Lying is dangerous and unnecessary. A new book explains the strategies needed to avoid it. John Rentoul on the art of 'uncommunication'
Daddy, who was Richard Attenborough?

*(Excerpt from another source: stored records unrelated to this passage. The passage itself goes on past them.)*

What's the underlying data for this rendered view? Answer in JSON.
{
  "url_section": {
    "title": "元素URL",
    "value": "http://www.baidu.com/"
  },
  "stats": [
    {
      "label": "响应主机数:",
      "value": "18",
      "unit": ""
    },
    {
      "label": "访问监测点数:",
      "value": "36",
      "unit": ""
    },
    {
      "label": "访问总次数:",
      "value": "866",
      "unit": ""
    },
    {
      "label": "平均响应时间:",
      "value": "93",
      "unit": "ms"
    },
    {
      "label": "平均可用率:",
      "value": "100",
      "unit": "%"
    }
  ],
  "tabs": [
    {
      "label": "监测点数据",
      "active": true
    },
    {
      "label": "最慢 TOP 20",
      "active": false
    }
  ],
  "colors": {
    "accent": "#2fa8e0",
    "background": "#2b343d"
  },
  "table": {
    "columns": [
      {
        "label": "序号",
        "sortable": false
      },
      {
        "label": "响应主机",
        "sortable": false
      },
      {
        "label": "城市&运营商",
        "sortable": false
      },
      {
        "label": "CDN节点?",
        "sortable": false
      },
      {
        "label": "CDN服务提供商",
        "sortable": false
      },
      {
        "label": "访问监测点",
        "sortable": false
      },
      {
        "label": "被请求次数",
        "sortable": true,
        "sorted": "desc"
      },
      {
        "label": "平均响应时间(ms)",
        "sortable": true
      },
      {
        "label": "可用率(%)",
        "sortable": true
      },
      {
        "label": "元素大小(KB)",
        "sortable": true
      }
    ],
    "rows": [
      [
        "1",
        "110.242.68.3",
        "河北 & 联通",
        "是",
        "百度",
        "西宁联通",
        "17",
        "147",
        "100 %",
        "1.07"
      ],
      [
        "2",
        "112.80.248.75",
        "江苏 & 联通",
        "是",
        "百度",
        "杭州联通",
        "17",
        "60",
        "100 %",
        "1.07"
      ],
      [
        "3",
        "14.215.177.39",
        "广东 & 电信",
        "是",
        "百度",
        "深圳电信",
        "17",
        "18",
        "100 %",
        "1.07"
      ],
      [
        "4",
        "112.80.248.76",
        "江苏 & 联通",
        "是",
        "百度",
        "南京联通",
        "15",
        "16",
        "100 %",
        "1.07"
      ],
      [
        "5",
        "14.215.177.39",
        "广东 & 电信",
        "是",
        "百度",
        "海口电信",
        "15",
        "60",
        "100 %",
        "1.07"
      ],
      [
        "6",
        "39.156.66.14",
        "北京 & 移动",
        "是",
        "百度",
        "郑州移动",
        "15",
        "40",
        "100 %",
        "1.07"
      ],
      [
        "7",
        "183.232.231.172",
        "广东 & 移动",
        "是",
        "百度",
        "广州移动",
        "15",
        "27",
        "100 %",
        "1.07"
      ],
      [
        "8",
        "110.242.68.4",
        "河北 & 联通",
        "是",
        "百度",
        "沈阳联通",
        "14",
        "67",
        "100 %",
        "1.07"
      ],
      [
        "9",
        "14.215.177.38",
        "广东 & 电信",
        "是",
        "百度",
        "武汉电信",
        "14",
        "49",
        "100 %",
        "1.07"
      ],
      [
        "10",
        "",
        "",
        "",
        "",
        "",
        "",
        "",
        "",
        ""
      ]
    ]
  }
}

Was the beloved thespian the last of the cross-generation stars?

Daddy, who was Richard Attenborough?

The atomisation of culture means that few of those we regard as stars are universally loved any more, says DJ Taylor
She's dark, sarcastic, and bashes life in Nowheresville ... so how did Kacey Musgraves become country music's hottest new star?

Kacey Musgraves: Nashville's hottest new star

The singer has two Grammys for her first album under her belt and her celebrity fans include Willie Nelson, Ryan Adams and Katy Perry
American soldier-poet Brian Turner reveals the enduring turmoil that inspired his memoir

Soldier-poet Brian Turner on his new memoir

James Kidd meets the prize-winning writer, whose new memoir takes him back to the bloody battles he fought in Iraq
Aston Villa vs Hull match preview: Villa were not surprised that Ron Vlaar was a World Cup star

Villa were not surprised that Vlaar was a World Cup star

Andi Weimann reveals just how good his Dutch teammate really is
Bill Granger recipes: Our chef ekes out his holiday in Italy with divine, simple salads

Bill Granger's simple Italian salads

Our chef presents his own version of Italian dishes, taking in the flavours and produce that inspired him while he was in the country
The Last Word: Tumbleweed through deserted stands and suites at Wembley

The Last Word: Tumbleweed through deserted stands and suites at Wembley

If supporters begin to close bank accounts, switch broadband suppliers or shun satellite sales, their voices will be heard. It’s time for revolution